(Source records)
• • • • • • •

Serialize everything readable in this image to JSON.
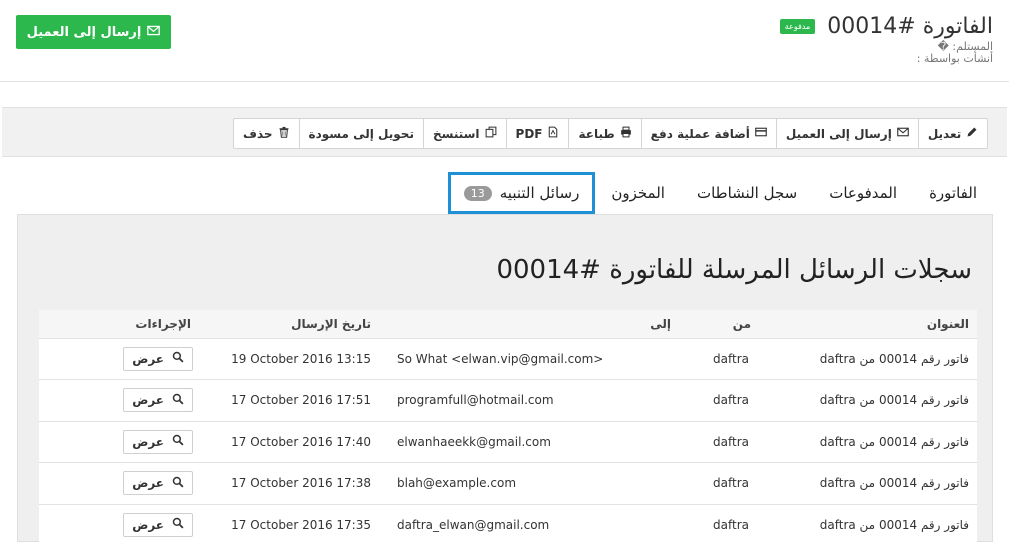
{
  "header": {
    "title": "الفاتورة #00014",
    "status_badge": "مدفوعة",
    "recipient_label": "المستلم: �",
    "created_by_label": "أنشأت بواسطة :",
    "send_to_client": "إرسال إلى العميل"
  },
  "toolbar": {
    "edit": "تعديل",
    "send_to_client": "إرسال إلى العميل",
    "add_payment": "أضافة عملية دفع",
    "print": "طباعة",
    "pdf": "PDF",
    "copy": "استنسخ",
    "convert_to_draft": "تحويل إلى مسودة",
    "delete": "حذف"
  },
  "tabs": {
    "invoice": "الفاتورة",
    "payments": "المدفوعات",
    "activity_log": "سجل النشاطات",
    "inventory": "المخزون",
    "notifications": "رسائل التنبيه",
    "notifications_count": "13"
  },
  "section": {
    "title": "سجلات الرسائل المرسلة للفاتورة #00014"
  },
  "table": {
    "headers": {
      "subject": "العنوان",
      "from": "من",
      "to": "إلى",
      "date": "تاريخ الإرسال",
      "actions": "الإجراءات"
    },
    "view_label": "عرض",
    "rows": [
      {
        "subject": "فاتور رقم 00014 من daftra",
        "from": "daftra",
        "to": "So What <elwan.vip@gmail.com>",
        "date": "19 October 2016 13:15"
      },
      {
        "subject": "فاتور رقم 00014 من daftra",
        "from": "daftra",
        "to": "programfull@hotmail.com",
        "date": "17 October 2016 17:51"
      },
      {
        "subject": "فاتور رقم 00014 من daftra",
        "from": "daftra",
        "to": "elwanhaeekk@gmail.com",
        "date": "17 October 2016 17:40"
      },
      {
        "subject": "فاتور رقم 00014 من daftra",
        "from": "daftra",
        "to": "blah@example.com",
        "date": "17 October 2016 17:38"
      },
      {
        "subject": "فاتور رقم 00014 من daftra",
        "from": "daftra",
        "to": "daftra_elwan@gmail.com",
        "date": "17 October 2016 17:35"
      }
    ]
  },
  "colors": {
    "accent_green": "#2db84e",
    "active_tab_border": "#1e91d6",
    "badge_gray": "#9a9a9a"
  },
  "icons": [
    "envelope-icon",
    "pencil-icon",
    "credit-card-icon",
    "print-icon",
    "pdf-file-icon",
    "copy-icon",
    "trash-icon",
    "search-icon"
  ]
}
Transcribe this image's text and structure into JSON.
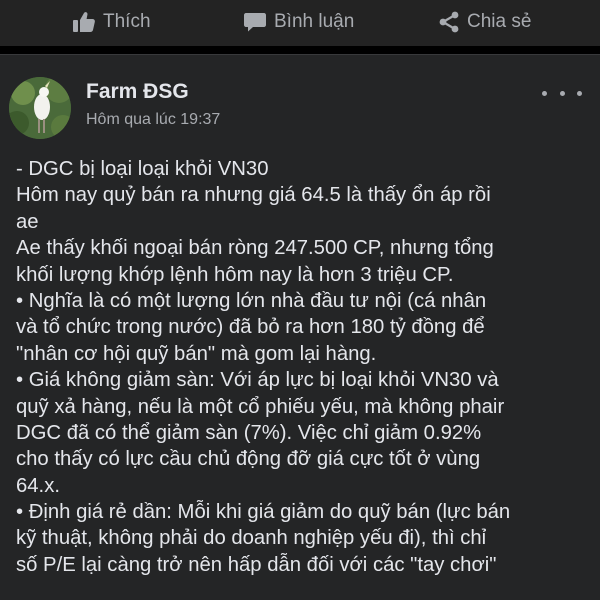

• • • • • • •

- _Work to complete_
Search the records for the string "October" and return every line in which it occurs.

- _Expected answer_
        "date": "19 October 2016 13:15"
        "date": "17 October 2016 17:51"
        "date": "17 October 2016 17:40"
        "date": "17 October 2016 17:38"
        "date": "17 October 2016 17:35"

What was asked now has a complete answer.